Composer Ramin Djawadi, known for his work on Iron Man and Game of Thrones, delivers a bold metal soundtrack that plucks on heart strings, precisely conveying the sheer grandeur of the war between behemoth beasts and mighty machines. The theme of the soundtrack is clear-cut frustration, apparent via urgent guitar riffs accompanied by an intense violin orchestra similar to typical action blockbusters such as the Iron Man trilogy.

In the 2020s, Planet Earth has come under attack by a legion of Kaijus—mammoth-sized monsters that come through a bridge between our world and theirs that materialised on the ocean floor. These Kaijus are moving masses of raw grotesque power, and seem to only have 1 objective: to destroy everything they touch. Their emergence thus begins a war that would not only lead to a grueling depletion of Earth’s resources, but also spark the loss of millions of lives.

Humanity’s answer to combating these colossal creatures would be these equally massive 15-storey tall humanoid robot mechas, also known as ‘Jaegers’. These bots are operated by 2 humans whose minds are linked via a neural bridge called The Drift that controls the mecha from within.

Unfortunately, with each successful combat brings about a new form of Kaiju, perfectly re-adapted to match each Jaeger. Mankind’s last hope manifests in the form of unlikely heroes Raleigh Becket (Charlie Hunnam), an ex-Jaeger pilot, and Mako Mori (Rinko Kikuchi), an ‘amateur’ trainee Jaeger pilot who has never been deployed. But don’t be fooled by her perfectly demure face, for this feisty character with hair dip-dyed violet kicks some serious ass. You might remember Kikuchi for her role in Babel, which saw her becoming the first Japanese in 50 years to be nominated for an Academy Award.

Under the guidance of big boss Stacker Pentecost (Golden Globe winner, Idris Elba), also Mori’s ‘foster father’ – the duo’s mission is to save the world from defeat. This sparks a spectacle of warfare between the humans and the Kaijus, loaded to the brim with climatic punches and del Toro’s imaginative ways of achieving monumental destruction allowing the Jaegers and Kaijus to tear through the weathered streets of Hong Kong, not unlike their giant robot cousins in the Transformers series. Fortunately, Pacific Rim relies less on flashy explosions and as a result, feels more immersive.

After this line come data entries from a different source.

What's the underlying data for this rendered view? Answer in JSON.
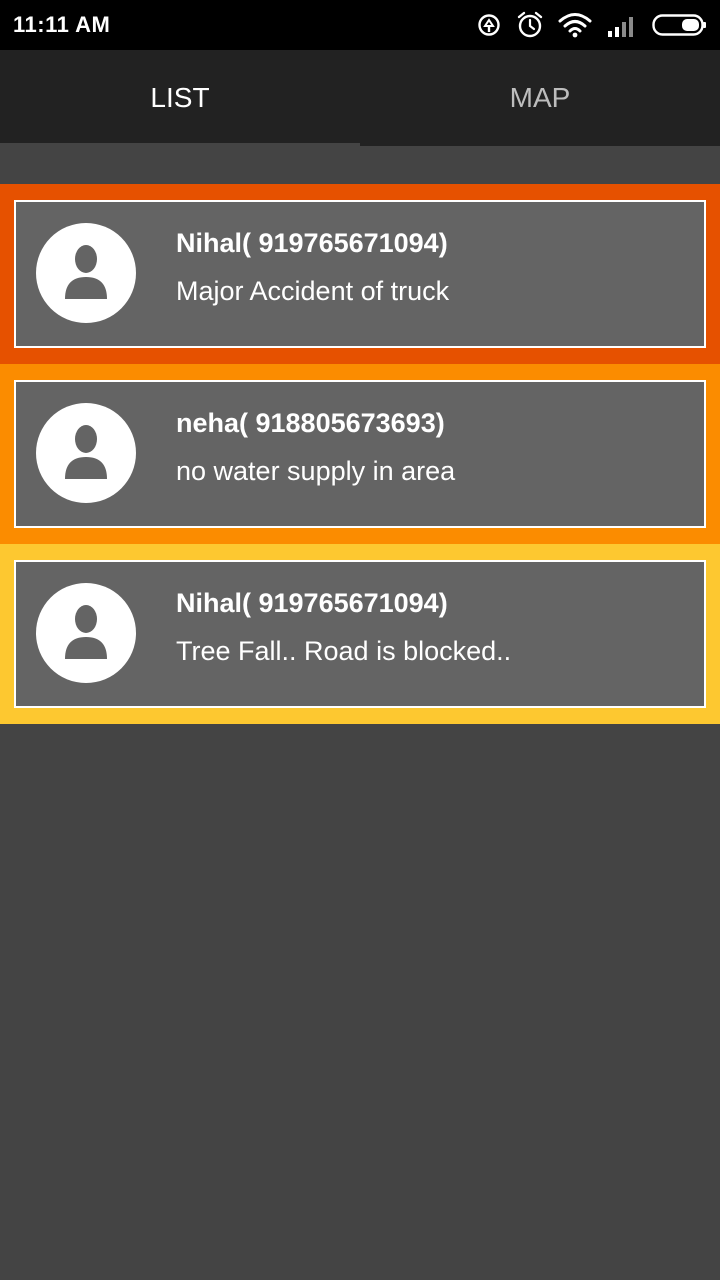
{
  "status_bar": {
    "time": "11:11 AM",
    "icons": [
      "sync-icon",
      "alarm-icon",
      "wifi-icon",
      "signal-icon",
      "battery-icon"
    ]
  },
  "tabs": [
    {
      "label": "LIST",
      "selected": true
    },
    {
      "label": "MAP",
      "selected": false
    }
  ],
  "colors": {
    "status_bar_bg": "#000000",
    "tab_bar_bg": "#222222",
    "page_bg": "#444444",
    "card_bg": "#646464",
    "priority_high": "#e65100",
    "priority_medium": "#fb8c00",
    "priority_low": "#fdc830"
  },
  "reports": [
    {
      "title": "Nihal( 919765671094)",
      "text": "Major Accident of truck",
      "color": "#e65100"
    },
    {
      "title": "neha( 918805673693)",
      "text": "no water supply in area",
      "color": "#fb8c00"
    },
    {
      "title": "Nihal( 919765671094)",
      "text": "Tree Fall.. Road is blocked..",
      "color": "#fdc830"
    }
  ]
}
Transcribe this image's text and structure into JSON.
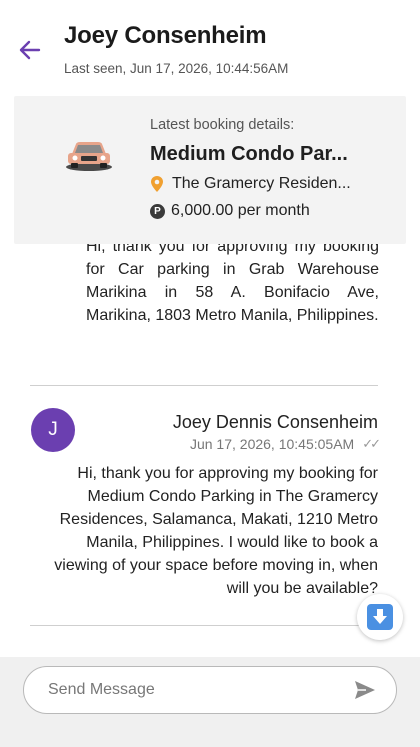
{
  "header": {
    "contact_name": "Joey Consenheim",
    "last_seen": "Last seen, Jun 17, 2026, 10:44:56AM"
  },
  "booking": {
    "caption": "Latest booking details:",
    "title": "Medium Condo Par...",
    "location": "The Gramercy Residen...",
    "price": "6,000.00 per month",
    "price_symbol": "P"
  },
  "messages": {
    "previous": {
      "text": "Hi, thank you for approving my booking for Car parking in Grab Warehouse Marikina in 58 A. Bonifacio Ave, Marikina, 1803 Metro Manila, Philippines."
    },
    "latest": {
      "avatar_initial": "J",
      "sender": "Joey Dennis Consenheim",
      "time": "Jun 17, 2026, 10:45:05AM",
      "status_icon": "double-check-icon",
      "text": "Hi, thank you for approving my booking for Medium Condo Parking in The Gramercy Residences, Salamanca, Makati, 1210 Metro Manila, Philippines. I would like to book a viewing of your space before moving in, when will you be available?"
    }
  },
  "composer": {
    "placeholder": "Send Message"
  },
  "colors": {
    "accent": "#6b3fb0",
    "pin": "#f0a030",
    "scroll_button": "#4a90e2"
  }
}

However, it almost seems as if you’re intended to watch this sans rationality. Pacific Rim is not only incredibly fast-paced, but illogical and inconsistent, with plot-holes just a tad smaller than the 15 storey machines weaved amongst them, like the Class 5 Kaiju being dealt with in lightning quick response time towards the end of the film. Due to the little background information being supplied on the Kaijus, viewers are left guessing or confused, and would certainly benefit from a richer back story.

Character development is sadly weak and underwhelming, save for the witty dialogue and perfectly crafted one-liners from 2 idiosyncratic doctors, Dr Newton Geizler (Charlie Day) and Dr Hermann Gottlieb (Burn Gorman). The delightful vivacity and entertaining banter between them are perhaps the saving grace of Pacific Rim, compensating for a mediocre storyline that relies too much on its action scenes. But with the copious amounts of fistfights and amazingly illustrated monsters and machines adding to the visual experience all at the same time, you can’t help but wonder if a strong plot really matters for such a mesmerising and involving film.

That said, the attention to intricate details such as the neural bridge the pilots share, and each country having their own Jaegers machines and pilots, hint at how determined the creators were in crafting an experience completely unique to Pacific Rim. Delving deeper into the drift state, the influences from alternative streams of consciousness and lucid dreaming are beautifully drawn out, adding tiny easter eggs for anime fans.

With yet another visually stunning behemoth of a film from Legendary Pictures, following in the footsteps of films like Man of Steel, Wrath of the Titans and Inception, monsters will bleed, men will fall and UrbanWire guarantees that Pacific Rim will redefine your definition of “visually breathtaking”.

Rating: 3.5/5

Release Date: 11 July 2013

Runtime: 131 min

Language: English

Censorship Rating: PG-13

Genre: Action, Science-Fiction

Director: Guillermo del Toro

Main Actors: Charlie Hunnam, Rinko Kikuchi, Idris Elba